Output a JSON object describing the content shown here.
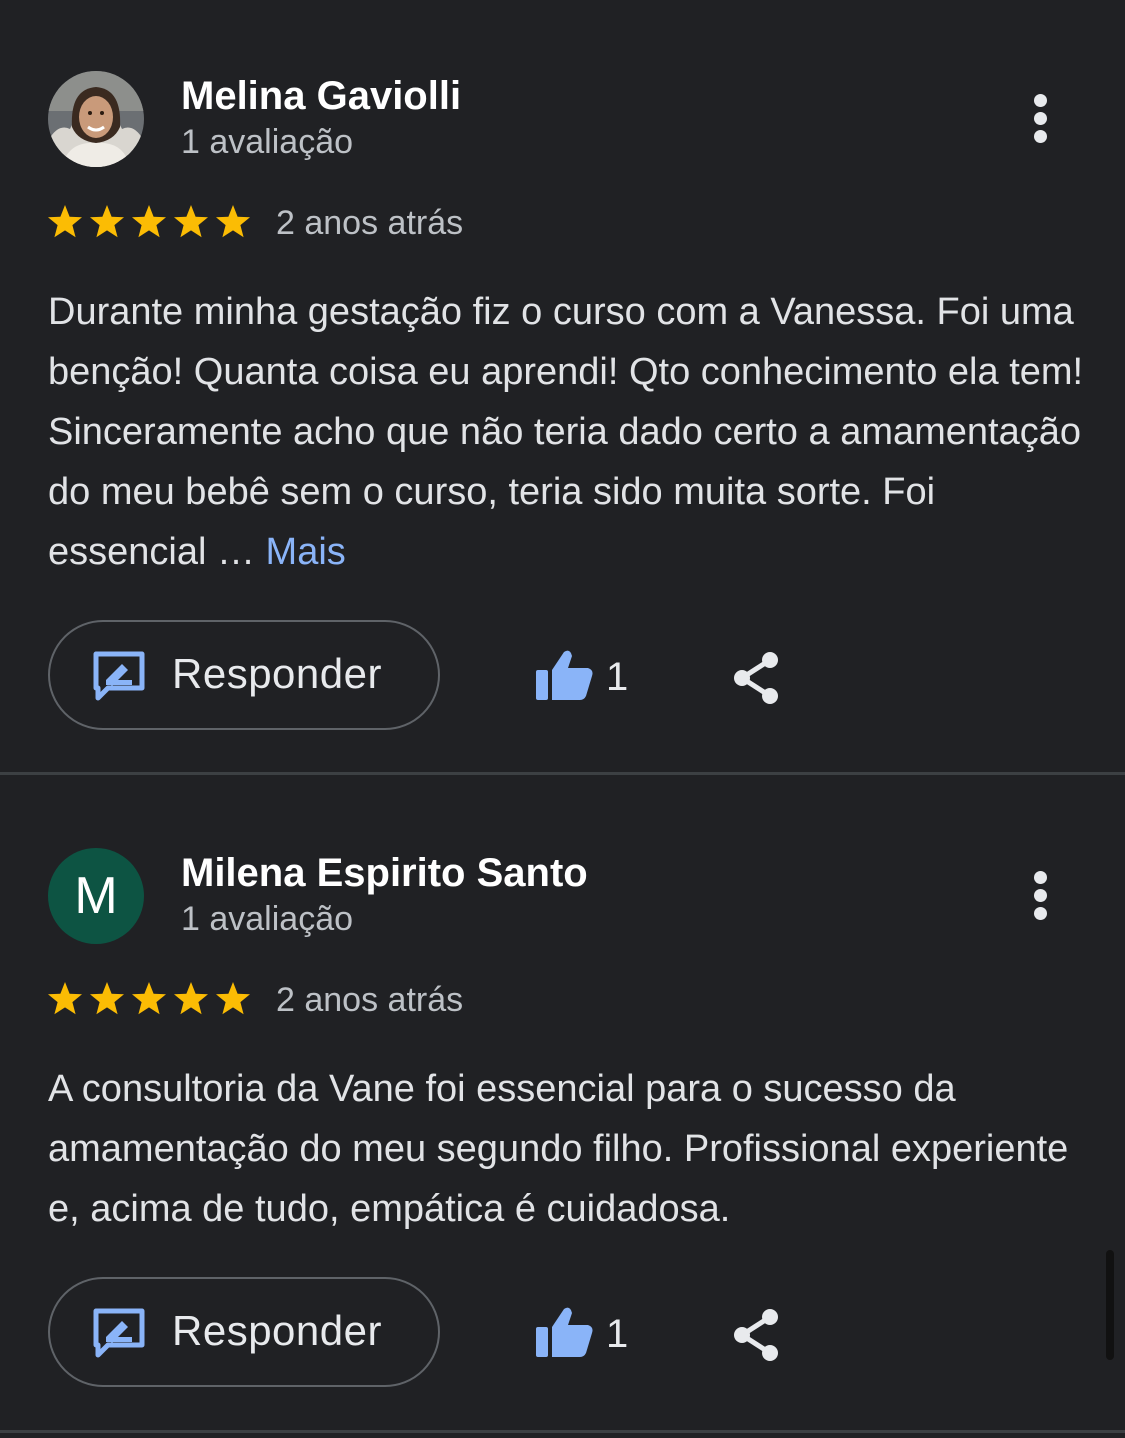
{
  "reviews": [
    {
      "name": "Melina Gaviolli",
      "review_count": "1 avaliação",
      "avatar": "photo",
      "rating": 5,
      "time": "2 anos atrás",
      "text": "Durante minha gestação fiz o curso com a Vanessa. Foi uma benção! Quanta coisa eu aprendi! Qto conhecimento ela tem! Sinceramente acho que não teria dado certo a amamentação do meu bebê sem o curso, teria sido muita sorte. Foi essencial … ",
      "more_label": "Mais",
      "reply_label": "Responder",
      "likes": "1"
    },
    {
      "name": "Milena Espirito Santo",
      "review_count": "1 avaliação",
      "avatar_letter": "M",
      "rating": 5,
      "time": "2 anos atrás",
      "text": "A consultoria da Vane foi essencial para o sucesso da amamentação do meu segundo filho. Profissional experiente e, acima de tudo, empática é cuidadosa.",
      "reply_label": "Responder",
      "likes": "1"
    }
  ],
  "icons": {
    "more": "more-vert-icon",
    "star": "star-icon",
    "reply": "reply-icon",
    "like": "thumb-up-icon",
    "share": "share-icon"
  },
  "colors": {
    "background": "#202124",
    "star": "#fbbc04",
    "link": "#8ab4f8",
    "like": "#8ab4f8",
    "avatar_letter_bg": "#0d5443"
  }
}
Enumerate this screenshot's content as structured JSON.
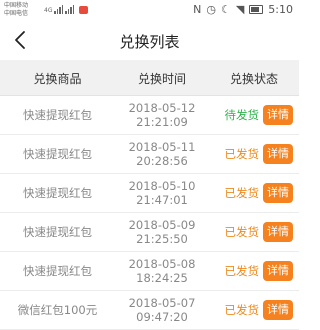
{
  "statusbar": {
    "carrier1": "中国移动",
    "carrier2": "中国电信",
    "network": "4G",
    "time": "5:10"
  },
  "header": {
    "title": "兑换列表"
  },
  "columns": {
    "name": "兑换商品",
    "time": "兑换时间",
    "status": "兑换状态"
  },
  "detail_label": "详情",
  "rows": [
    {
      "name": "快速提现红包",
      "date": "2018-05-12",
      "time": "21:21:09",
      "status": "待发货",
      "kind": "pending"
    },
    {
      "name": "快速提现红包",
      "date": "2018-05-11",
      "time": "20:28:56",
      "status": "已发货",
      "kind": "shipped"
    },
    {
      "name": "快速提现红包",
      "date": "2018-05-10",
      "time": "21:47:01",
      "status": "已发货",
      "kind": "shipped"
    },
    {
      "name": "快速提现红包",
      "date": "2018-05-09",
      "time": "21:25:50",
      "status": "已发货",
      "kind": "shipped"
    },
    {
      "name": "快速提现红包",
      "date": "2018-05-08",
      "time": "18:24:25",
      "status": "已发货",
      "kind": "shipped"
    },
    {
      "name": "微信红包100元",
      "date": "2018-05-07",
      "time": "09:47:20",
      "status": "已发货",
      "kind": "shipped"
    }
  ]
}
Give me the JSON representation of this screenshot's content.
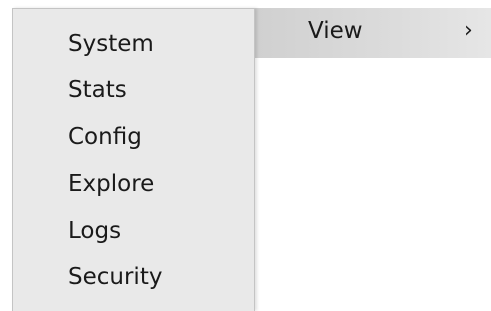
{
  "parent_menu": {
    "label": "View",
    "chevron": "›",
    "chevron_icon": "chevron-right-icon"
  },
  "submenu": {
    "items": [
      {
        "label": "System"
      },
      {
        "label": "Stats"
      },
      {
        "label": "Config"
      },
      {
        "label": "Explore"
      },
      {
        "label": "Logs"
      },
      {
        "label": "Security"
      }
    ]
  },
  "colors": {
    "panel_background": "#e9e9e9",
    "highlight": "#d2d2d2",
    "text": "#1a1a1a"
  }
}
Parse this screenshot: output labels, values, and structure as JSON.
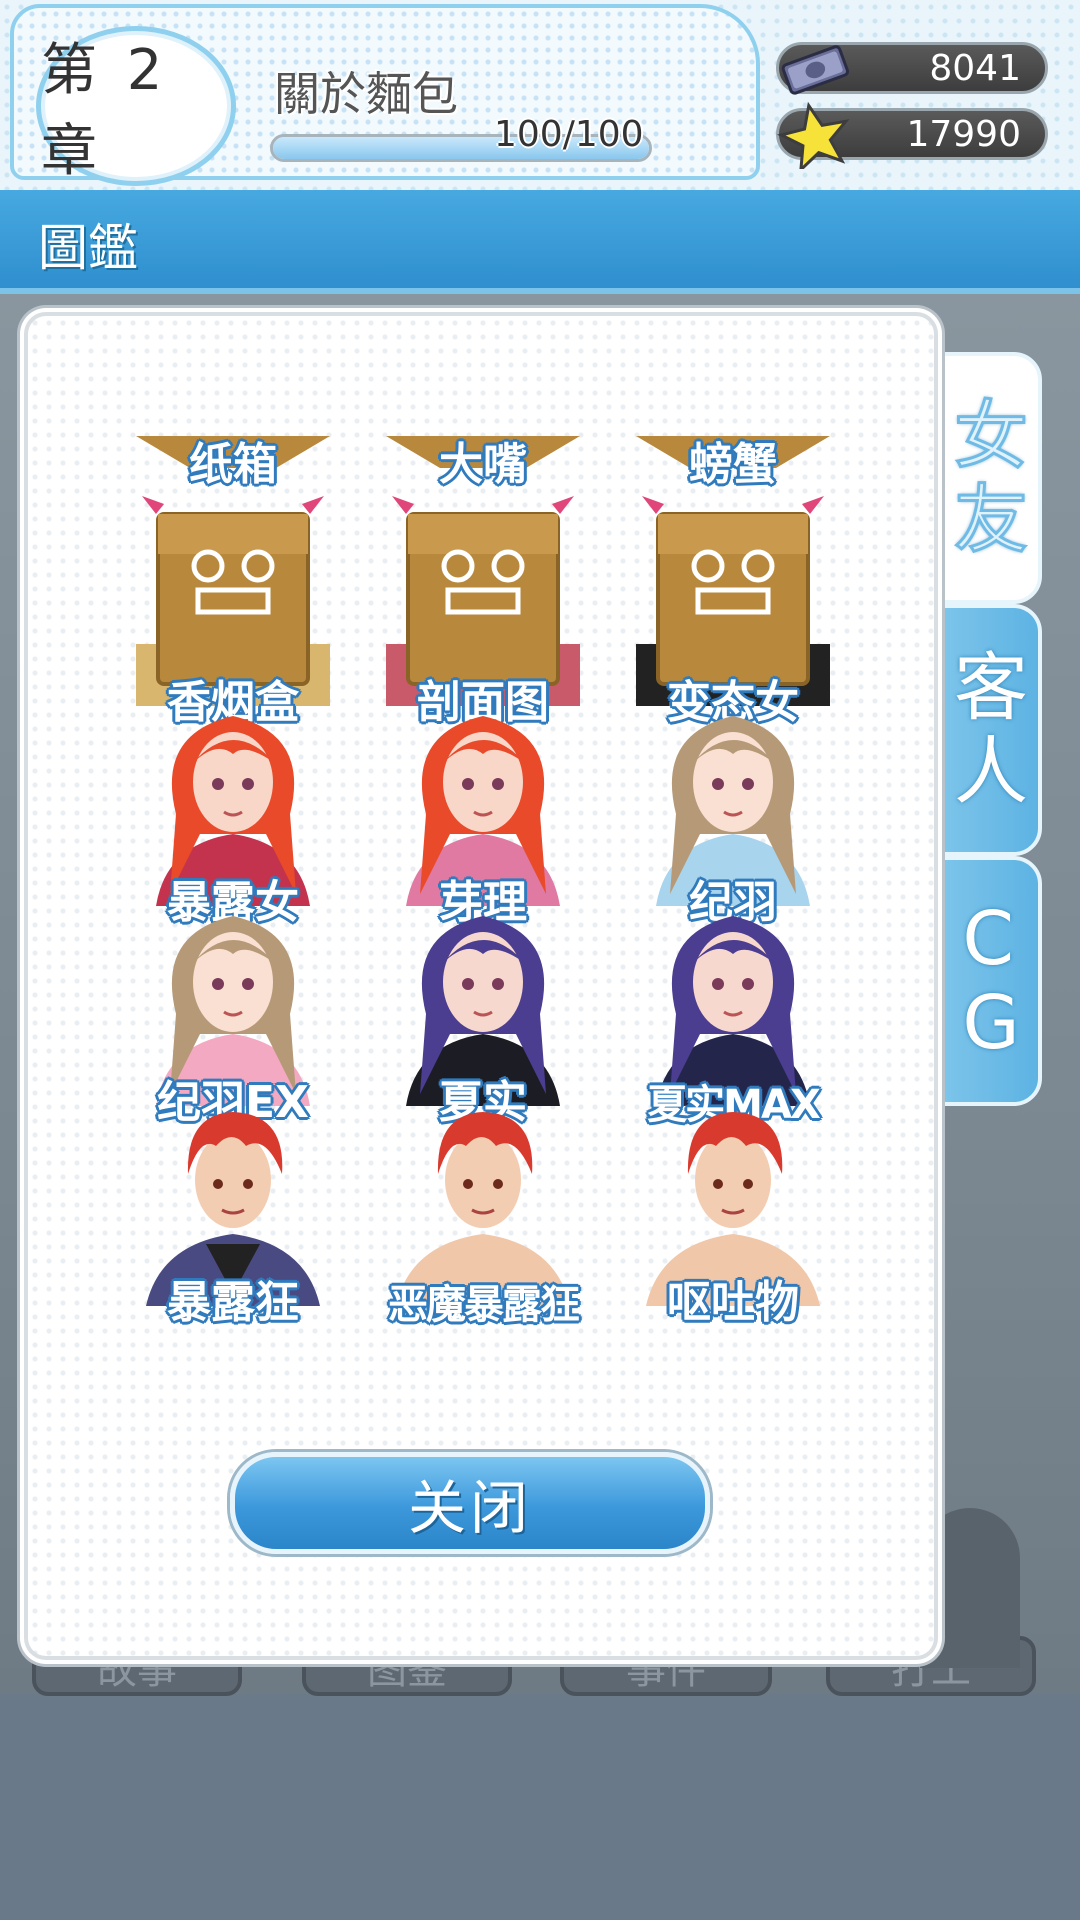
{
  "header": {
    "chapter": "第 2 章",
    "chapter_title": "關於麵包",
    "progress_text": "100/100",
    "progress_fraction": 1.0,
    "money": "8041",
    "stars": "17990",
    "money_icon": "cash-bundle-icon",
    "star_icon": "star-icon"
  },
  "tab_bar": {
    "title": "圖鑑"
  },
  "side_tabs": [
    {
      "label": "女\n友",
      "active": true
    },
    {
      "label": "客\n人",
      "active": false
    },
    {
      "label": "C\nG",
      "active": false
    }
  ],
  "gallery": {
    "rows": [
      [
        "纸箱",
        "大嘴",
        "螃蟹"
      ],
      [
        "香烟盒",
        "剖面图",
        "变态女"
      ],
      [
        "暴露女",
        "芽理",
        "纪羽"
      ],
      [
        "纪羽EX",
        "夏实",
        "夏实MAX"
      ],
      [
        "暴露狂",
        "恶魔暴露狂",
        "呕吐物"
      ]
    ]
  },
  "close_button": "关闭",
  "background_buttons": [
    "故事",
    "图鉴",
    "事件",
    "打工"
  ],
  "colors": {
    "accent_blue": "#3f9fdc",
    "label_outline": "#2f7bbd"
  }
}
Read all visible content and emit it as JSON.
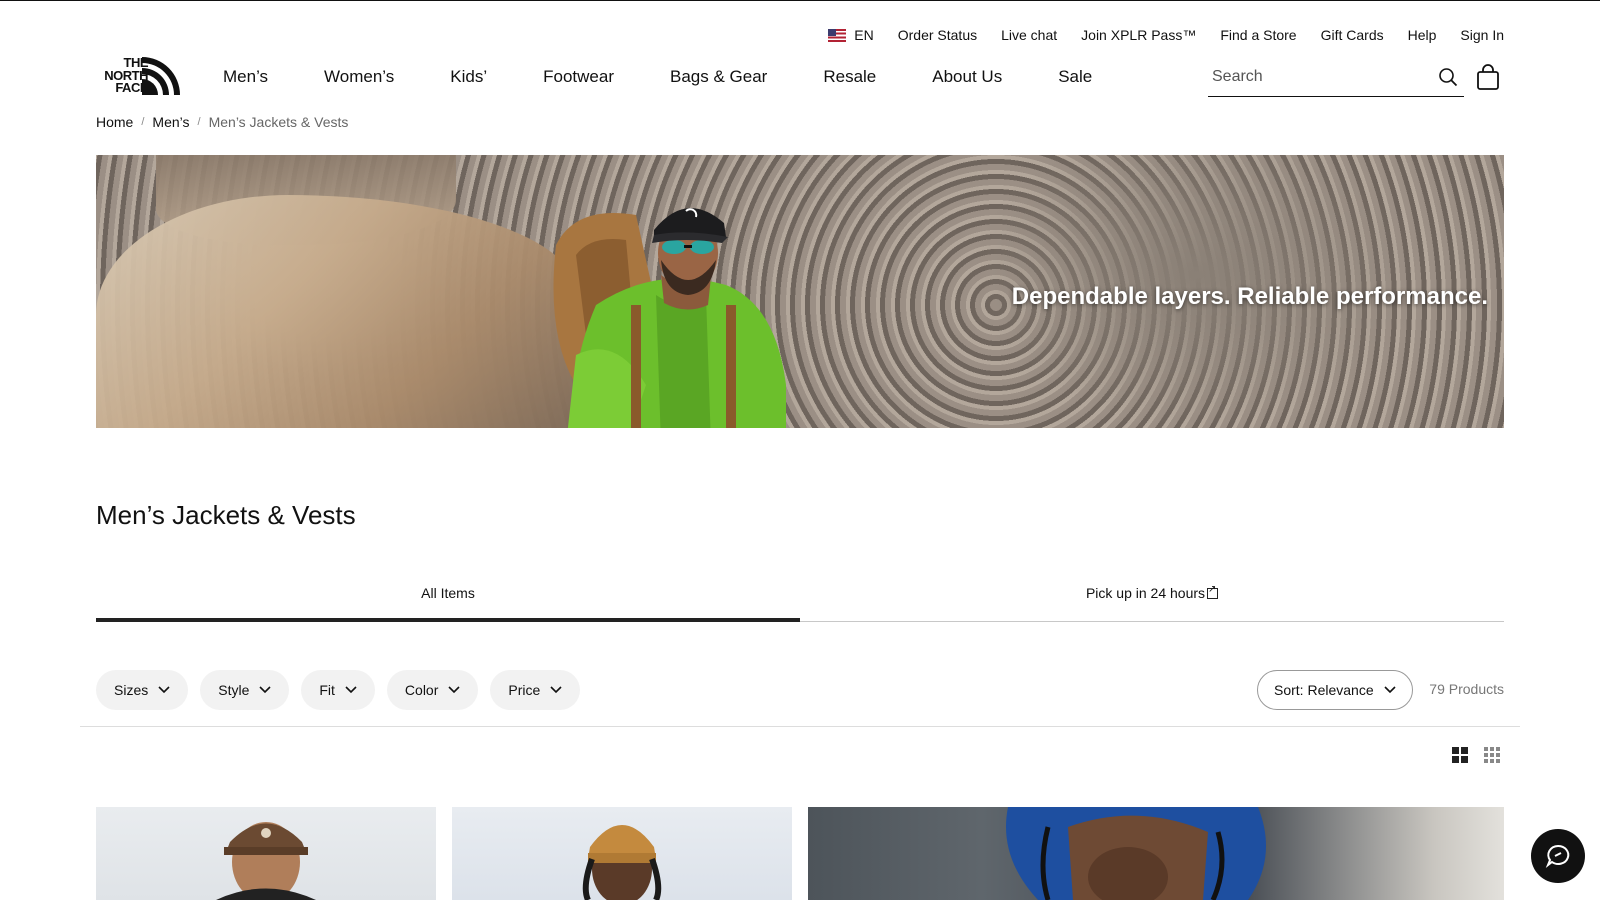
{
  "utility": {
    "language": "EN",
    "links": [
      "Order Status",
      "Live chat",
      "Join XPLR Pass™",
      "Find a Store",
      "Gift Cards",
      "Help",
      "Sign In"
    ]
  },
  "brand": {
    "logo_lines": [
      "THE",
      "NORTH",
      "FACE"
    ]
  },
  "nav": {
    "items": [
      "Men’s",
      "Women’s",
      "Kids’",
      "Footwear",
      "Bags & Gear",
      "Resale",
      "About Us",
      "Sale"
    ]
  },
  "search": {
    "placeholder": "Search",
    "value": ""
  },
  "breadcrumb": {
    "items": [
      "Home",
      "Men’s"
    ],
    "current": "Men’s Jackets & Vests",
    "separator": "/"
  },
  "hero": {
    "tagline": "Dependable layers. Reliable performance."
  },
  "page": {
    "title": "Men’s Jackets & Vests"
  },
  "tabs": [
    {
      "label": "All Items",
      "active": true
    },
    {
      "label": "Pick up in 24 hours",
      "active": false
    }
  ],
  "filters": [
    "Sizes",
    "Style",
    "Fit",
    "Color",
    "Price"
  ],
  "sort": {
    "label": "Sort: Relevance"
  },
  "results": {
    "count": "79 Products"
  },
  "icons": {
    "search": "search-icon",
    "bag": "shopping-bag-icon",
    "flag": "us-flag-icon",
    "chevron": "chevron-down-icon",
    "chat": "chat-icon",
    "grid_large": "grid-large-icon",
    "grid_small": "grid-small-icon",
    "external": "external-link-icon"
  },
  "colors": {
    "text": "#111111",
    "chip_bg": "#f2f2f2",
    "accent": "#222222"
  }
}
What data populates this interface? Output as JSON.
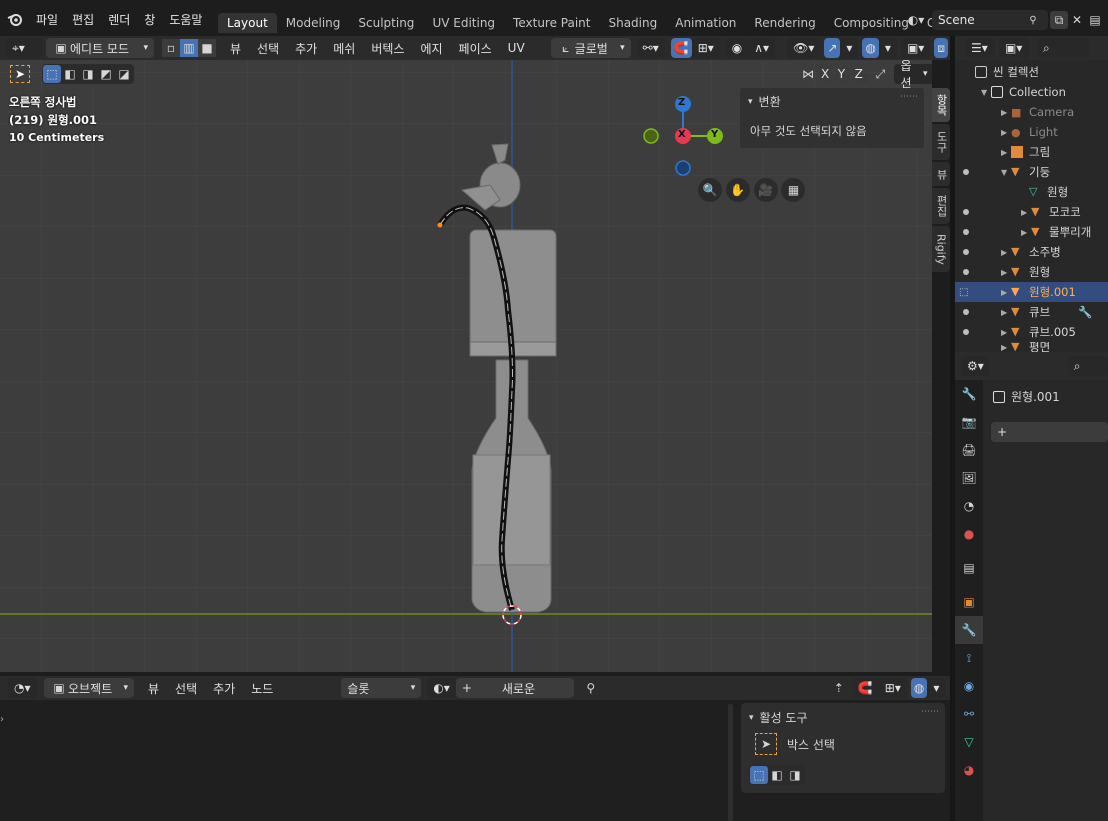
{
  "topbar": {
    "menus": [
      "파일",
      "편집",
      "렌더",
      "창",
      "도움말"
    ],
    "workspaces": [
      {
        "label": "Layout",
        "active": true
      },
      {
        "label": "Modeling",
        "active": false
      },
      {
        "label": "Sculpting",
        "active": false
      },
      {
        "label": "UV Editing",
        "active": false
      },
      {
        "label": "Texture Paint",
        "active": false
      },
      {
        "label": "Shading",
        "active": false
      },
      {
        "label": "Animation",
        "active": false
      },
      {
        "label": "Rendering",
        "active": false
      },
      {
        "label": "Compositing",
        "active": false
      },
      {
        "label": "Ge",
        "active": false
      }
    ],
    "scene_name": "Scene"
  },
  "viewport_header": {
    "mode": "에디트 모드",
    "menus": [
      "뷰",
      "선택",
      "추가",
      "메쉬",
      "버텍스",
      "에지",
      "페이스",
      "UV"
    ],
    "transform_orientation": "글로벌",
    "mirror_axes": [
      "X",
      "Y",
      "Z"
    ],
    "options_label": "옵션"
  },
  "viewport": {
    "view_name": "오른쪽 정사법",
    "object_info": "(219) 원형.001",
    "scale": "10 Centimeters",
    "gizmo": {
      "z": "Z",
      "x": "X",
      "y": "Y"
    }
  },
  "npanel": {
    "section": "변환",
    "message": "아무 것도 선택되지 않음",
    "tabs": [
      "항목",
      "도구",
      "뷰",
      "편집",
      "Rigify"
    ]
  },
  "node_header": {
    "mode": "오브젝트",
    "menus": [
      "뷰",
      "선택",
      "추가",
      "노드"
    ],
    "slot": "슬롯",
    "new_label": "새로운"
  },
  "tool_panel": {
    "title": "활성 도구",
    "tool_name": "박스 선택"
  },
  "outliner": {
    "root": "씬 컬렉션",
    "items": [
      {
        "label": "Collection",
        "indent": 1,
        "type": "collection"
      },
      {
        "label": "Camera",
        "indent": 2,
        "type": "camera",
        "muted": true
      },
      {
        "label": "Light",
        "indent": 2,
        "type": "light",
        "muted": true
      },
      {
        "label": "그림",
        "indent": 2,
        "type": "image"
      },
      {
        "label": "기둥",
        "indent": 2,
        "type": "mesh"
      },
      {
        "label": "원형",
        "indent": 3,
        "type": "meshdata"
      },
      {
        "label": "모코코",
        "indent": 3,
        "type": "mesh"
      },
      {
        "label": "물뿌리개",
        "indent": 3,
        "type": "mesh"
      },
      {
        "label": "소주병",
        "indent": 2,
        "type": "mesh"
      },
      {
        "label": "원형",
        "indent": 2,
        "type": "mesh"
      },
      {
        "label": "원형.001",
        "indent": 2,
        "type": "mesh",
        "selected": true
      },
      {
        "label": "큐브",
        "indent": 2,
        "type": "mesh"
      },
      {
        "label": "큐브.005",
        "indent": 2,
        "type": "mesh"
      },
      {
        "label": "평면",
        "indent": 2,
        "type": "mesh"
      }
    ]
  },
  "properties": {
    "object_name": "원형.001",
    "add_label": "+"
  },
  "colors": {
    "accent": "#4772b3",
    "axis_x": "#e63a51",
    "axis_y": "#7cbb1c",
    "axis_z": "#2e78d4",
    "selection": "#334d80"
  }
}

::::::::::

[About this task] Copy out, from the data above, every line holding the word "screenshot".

[Solution to the exercise]
Enumerate this screenshot's content as structured JSON.
Give me the JSON representation of this screenshot's content.
Parse this screenshot: output labels, values, and structure as JSON.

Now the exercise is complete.